"Ballowe, Charles" <CBallowe@usg.com>
Sent by: owner-dvd-discuss@eon.law.harvard.edu

12/10/2002 09:37 AM
Please respond to dvd-discuss

        To:        "'dvd-discuss@eon.law.harvard.edu'" <dvd-discuss@eon.law.harvard.edu>
        Subject:        RE: [dvd-discuss] Specific ironies of the CTEA

-----Original Message-----
From: Michael A Rolenz [mailto:Michael.A.Rolenz@aero.org]
Sent: Monday, December 09, 2002 6:16 PM
To: dvd-discuss@eon.law.harvard.edu
Subject: Re: [dvd-discuss] Specific ironies of the CTEA

> Hey...here's another funny thing that could happen...suppose an
> author disappears and is declared dead after 7(?) years. His estate
> sells of all his belongings, gives them away or whatever and distributes
> his assets to heirs. Then the author shows up (Not implausible. Bierced
> disappeared. Traven of Treasure of the Sierre Madre reclused to Mexico).
> Who owns the copyright? Copyright is a FEDERAL right. Being declared
> dead is a state or local one.

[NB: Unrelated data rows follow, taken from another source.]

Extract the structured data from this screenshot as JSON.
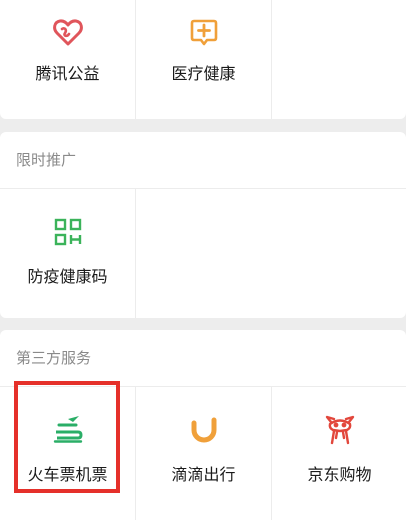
{
  "top_services": [
    {
      "label": "腾讯公益",
      "icon": "charity-heart-icon",
      "color": "#e0555b"
    },
    {
      "label": "医疗健康",
      "icon": "medical-plus-icon",
      "color": "#f0a03a"
    }
  ],
  "limited_promo": {
    "title": "限时推广",
    "items": [
      {
        "label": "防疫健康码",
        "icon": "qr-code-icon",
        "color": "#3bb35a"
      }
    ]
  },
  "third_party": {
    "title": "第三方服务",
    "items": [
      {
        "label": "火车票机票",
        "icon": "train-plane-icon",
        "color": "#2aae67",
        "highlighted": true
      },
      {
        "label": "滴滴出行",
        "icon": "didi-icon",
        "color": "#f0a03a"
      },
      {
        "label": "京东购物",
        "icon": "jd-dog-icon",
        "color": "#e2473c"
      }
    ]
  },
  "highlight_color": "#e5302a"
}
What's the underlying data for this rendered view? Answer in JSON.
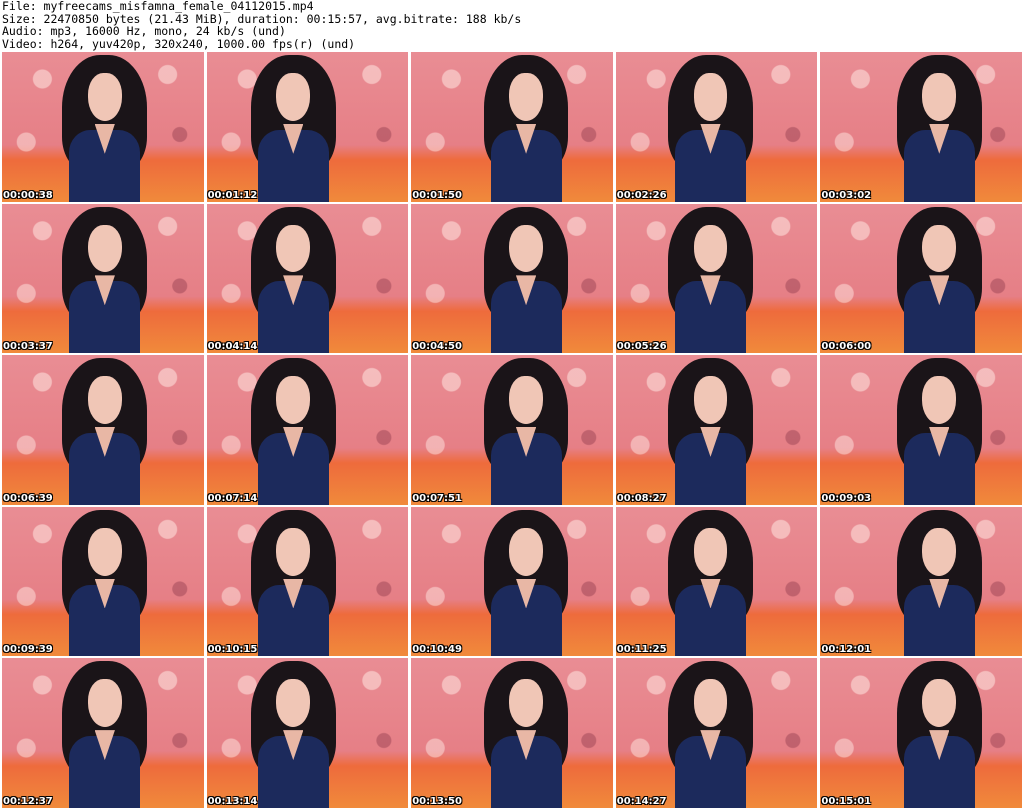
{
  "header": {
    "file": "File: myfreecams_misfamna_female_04112015.mp4",
    "size": "Size: 22470850 bytes (21.43 MiB), duration: 00:15:57, avg.bitrate: 188 kb/s",
    "audio": "Audio: mp3, 16000 Hz, mono, 24 kb/s (und)",
    "video": "Video: h264, yuv420p, 320x240, 1000.00 fps(r) (und)"
  },
  "timestamps": [
    "00:00:38",
    "00:01:12",
    "00:01:50",
    "00:02:26",
    "00:03:02",
    "00:03:37",
    "00:04:14",
    "00:04:50",
    "00:05:26",
    "00:06:00",
    "00:06:39",
    "00:07:14",
    "00:07:51",
    "00:08:27",
    "00:09:03",
    "00:09:39",
    "00:10:15",
    "00:10:49",
    "00:11:25",
    "00:12:01",
    "00:12:37",
    "00:13:14",
    "00:13:50",
    "00:14:27",
    "00:15:01"
  ]
}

What about cryogenics? An author is frozen and NEVER declared dead.